=== What to do ===
Across the material that follows, tally each line in which "true" occurs, and state the total alone.
━━━ Input for this task
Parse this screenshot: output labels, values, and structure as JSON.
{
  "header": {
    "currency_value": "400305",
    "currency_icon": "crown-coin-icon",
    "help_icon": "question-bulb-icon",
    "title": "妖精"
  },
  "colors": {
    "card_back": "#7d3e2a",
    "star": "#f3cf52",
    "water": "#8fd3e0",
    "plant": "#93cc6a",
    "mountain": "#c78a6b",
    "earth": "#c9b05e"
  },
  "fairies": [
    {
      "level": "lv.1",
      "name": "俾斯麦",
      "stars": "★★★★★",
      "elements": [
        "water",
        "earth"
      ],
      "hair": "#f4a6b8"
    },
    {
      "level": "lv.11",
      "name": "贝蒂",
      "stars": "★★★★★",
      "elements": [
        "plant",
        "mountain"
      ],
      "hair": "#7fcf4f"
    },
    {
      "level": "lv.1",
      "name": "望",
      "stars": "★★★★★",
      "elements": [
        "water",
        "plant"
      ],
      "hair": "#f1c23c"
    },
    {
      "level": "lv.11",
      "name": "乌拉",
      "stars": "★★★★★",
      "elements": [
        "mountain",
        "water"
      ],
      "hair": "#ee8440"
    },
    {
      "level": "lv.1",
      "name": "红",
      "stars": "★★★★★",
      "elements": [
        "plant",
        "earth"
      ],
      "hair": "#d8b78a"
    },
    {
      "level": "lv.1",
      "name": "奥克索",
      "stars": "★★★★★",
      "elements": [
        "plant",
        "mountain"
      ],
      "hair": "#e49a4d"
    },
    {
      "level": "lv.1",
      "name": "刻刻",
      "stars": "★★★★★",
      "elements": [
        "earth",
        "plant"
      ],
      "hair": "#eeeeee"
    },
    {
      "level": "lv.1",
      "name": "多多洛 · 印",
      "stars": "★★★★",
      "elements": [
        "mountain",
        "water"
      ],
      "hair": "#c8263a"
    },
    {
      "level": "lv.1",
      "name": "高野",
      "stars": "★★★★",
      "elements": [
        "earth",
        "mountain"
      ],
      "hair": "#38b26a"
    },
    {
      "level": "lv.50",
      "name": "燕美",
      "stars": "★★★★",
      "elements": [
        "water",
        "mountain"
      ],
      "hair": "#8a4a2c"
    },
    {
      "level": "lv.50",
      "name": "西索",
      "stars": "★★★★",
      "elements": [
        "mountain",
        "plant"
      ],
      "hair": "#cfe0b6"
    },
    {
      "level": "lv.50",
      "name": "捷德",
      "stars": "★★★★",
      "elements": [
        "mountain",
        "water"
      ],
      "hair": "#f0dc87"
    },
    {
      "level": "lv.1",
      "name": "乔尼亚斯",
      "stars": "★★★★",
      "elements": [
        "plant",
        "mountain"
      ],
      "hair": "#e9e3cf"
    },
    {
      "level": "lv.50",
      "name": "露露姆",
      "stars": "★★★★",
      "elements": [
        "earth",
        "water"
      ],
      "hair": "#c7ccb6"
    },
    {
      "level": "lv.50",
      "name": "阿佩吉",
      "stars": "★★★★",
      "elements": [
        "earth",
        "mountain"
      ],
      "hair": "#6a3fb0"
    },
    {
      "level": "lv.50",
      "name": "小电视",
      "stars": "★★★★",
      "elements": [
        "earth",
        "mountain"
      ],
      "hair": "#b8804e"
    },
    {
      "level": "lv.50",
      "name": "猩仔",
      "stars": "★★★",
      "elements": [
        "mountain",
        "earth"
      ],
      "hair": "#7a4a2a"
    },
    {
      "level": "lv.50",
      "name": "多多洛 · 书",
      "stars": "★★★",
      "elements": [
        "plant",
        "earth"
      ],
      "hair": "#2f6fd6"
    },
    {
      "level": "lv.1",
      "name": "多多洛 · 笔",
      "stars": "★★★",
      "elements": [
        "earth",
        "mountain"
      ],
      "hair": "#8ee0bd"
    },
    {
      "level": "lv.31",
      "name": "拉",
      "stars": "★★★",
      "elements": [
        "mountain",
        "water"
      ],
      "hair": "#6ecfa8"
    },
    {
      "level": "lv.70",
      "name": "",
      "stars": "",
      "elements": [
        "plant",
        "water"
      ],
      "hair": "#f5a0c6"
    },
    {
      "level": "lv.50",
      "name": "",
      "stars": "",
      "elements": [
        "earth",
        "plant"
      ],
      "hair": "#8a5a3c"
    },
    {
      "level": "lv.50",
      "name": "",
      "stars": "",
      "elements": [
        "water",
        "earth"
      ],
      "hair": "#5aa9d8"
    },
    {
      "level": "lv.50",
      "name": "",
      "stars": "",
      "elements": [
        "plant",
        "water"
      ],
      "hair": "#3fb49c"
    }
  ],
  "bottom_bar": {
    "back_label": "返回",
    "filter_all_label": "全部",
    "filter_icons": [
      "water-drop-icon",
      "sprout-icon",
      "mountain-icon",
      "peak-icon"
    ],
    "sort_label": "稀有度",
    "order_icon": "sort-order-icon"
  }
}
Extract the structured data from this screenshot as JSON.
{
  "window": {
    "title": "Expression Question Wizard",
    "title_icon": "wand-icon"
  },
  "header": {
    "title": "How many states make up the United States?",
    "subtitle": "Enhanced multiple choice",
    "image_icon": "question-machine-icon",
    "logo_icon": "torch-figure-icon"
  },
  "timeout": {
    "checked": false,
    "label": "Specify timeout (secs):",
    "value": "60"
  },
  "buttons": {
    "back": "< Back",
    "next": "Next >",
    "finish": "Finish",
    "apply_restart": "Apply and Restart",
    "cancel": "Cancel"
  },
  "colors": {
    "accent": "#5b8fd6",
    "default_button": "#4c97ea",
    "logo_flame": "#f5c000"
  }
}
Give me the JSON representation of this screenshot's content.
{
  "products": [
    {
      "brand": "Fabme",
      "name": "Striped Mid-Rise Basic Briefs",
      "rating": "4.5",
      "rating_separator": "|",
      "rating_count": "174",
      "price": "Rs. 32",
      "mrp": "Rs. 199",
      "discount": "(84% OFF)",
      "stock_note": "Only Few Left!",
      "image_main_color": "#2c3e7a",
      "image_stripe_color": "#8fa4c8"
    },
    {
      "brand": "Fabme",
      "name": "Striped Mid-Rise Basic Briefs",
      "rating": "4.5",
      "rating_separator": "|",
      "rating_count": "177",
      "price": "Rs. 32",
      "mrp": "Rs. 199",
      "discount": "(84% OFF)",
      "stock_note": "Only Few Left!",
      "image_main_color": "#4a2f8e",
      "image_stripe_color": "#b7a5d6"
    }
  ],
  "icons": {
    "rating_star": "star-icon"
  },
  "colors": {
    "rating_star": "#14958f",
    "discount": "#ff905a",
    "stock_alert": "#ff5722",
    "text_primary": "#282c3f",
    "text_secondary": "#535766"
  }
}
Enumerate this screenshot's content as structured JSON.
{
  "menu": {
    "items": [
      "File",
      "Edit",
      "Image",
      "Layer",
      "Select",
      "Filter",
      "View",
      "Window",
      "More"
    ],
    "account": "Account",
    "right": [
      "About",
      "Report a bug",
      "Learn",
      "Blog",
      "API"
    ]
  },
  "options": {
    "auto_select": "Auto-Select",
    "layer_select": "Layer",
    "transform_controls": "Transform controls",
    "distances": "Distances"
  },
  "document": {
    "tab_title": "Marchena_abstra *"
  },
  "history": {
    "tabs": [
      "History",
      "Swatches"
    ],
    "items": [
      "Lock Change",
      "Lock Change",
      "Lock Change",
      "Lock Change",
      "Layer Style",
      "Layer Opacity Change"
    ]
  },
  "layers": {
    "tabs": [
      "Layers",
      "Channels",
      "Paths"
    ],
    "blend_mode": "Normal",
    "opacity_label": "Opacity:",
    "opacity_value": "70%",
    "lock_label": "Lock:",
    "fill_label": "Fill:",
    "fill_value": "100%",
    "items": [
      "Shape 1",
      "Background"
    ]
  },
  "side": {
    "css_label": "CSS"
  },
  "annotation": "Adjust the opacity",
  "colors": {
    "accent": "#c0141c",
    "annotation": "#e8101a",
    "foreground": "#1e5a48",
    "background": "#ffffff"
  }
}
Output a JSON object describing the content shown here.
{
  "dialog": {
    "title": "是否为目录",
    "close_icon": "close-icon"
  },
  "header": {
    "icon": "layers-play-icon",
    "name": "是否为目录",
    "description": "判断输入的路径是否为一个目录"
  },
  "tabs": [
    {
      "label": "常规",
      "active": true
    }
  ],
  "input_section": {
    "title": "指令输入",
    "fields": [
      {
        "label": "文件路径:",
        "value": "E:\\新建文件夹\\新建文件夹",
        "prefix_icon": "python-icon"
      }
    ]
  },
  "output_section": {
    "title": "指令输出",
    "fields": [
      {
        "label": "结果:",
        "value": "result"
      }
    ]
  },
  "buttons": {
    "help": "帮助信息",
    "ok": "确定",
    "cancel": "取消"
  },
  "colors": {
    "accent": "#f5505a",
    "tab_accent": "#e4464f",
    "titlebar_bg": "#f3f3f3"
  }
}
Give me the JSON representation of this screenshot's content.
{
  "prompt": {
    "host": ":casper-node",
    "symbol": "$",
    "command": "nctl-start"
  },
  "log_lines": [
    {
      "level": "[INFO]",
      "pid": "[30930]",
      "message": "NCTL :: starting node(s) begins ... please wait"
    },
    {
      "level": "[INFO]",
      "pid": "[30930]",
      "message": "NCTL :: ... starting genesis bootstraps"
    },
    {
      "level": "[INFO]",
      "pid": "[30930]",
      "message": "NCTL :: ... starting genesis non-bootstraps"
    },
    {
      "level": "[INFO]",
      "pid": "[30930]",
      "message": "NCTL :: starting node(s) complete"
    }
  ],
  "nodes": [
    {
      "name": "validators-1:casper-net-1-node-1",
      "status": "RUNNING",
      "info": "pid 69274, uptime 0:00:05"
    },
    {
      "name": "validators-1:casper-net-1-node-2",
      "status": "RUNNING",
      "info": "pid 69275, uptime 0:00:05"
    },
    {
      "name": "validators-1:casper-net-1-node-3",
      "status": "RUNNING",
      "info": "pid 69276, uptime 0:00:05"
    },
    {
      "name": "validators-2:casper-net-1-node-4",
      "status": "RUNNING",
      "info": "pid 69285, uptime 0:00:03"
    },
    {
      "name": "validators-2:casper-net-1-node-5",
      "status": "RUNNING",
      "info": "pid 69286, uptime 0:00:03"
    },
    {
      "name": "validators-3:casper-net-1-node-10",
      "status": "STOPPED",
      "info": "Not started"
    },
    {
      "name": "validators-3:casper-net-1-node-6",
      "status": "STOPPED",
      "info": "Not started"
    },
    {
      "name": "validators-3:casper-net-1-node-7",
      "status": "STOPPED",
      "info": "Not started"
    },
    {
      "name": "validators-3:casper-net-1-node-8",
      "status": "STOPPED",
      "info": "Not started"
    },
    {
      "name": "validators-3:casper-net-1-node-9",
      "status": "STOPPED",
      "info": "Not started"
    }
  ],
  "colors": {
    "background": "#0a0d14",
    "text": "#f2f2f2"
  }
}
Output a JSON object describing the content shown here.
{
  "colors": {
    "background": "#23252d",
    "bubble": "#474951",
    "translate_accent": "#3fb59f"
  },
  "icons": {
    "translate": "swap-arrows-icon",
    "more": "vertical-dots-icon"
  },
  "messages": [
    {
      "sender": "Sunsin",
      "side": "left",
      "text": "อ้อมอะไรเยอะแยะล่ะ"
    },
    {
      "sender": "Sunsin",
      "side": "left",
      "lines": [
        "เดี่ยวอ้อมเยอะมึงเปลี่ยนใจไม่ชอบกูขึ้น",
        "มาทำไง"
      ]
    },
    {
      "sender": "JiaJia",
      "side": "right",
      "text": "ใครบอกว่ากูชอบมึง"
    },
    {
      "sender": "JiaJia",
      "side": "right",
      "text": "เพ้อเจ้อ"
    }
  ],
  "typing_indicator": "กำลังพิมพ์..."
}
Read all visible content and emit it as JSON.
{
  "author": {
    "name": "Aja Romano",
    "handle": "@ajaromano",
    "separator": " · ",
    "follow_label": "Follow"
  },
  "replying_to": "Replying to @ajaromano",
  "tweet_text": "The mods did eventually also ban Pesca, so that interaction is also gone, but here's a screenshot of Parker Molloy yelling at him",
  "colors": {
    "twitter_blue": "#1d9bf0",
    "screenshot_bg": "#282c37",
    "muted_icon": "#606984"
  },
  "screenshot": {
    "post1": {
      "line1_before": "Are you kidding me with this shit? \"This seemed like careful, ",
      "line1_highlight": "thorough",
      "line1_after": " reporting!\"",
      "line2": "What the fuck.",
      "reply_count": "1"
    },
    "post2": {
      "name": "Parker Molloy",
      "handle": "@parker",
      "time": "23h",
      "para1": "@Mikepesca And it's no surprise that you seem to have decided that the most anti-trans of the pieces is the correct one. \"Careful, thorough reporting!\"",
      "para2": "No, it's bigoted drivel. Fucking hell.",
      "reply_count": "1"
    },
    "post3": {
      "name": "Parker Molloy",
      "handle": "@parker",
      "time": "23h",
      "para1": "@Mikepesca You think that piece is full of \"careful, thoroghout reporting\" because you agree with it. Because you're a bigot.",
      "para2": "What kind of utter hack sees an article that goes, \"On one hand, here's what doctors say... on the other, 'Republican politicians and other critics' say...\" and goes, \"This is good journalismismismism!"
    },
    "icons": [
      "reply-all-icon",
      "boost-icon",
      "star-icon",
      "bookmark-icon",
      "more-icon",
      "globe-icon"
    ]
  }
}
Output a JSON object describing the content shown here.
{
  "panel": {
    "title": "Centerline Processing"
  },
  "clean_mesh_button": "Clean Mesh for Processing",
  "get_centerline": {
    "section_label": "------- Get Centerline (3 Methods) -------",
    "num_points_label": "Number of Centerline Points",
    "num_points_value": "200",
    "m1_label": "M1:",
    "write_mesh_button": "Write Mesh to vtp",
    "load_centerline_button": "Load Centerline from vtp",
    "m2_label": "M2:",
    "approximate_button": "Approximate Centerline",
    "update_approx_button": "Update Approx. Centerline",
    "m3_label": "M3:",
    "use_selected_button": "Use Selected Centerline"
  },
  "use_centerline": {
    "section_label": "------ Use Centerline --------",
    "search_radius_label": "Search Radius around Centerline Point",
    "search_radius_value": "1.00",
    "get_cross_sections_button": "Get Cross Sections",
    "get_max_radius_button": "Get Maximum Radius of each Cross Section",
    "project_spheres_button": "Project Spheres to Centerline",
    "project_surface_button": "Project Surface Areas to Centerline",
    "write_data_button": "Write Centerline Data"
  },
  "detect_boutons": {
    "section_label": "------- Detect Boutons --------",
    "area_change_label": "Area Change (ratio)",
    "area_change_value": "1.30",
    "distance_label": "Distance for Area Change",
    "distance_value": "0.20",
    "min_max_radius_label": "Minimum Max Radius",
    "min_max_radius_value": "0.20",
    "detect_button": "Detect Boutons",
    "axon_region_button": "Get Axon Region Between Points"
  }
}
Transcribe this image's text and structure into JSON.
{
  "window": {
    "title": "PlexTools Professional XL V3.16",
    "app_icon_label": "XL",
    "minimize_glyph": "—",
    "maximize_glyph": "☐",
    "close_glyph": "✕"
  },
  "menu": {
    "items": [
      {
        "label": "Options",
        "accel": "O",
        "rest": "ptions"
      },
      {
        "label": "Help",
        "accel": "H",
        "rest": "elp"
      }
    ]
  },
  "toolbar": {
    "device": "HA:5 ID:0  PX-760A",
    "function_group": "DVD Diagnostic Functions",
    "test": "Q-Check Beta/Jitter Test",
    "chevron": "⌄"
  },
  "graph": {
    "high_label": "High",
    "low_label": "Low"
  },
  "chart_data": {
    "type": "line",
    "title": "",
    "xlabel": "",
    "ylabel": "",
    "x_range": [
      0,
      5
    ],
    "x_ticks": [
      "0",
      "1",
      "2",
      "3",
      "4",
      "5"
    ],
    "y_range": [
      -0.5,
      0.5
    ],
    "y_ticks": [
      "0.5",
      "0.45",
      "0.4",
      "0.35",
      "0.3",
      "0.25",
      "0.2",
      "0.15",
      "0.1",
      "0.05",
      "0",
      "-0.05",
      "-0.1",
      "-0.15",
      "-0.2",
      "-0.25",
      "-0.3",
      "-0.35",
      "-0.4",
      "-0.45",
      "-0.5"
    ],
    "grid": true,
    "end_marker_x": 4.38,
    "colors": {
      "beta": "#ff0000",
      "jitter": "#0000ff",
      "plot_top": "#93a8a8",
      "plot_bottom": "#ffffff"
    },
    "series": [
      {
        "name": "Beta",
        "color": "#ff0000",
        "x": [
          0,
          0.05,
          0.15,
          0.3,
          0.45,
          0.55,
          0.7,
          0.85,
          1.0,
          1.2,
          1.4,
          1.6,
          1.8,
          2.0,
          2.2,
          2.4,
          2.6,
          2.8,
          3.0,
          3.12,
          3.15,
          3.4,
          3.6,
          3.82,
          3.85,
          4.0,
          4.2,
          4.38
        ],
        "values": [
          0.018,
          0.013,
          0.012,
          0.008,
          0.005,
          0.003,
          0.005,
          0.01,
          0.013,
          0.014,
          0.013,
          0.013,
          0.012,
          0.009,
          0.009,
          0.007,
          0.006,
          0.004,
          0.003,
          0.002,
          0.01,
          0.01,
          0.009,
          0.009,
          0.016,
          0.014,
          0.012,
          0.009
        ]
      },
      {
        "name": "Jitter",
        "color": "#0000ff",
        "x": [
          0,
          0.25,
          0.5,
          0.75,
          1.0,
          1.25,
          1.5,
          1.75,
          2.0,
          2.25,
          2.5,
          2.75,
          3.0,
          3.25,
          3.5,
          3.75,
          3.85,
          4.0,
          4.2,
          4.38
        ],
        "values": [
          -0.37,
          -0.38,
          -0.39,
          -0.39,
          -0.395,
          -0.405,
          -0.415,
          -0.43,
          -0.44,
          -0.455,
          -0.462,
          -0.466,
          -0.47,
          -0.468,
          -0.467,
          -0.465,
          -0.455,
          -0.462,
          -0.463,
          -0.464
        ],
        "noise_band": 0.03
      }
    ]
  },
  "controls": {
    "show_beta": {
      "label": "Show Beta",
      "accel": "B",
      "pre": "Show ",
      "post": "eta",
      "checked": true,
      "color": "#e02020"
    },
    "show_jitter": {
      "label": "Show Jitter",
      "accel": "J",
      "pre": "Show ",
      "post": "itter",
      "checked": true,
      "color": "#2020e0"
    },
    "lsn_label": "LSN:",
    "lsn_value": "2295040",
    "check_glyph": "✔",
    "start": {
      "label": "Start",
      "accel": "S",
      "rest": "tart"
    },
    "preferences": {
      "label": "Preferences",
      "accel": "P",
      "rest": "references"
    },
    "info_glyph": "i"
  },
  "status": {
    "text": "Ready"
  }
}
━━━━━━
=== Written reply ===
4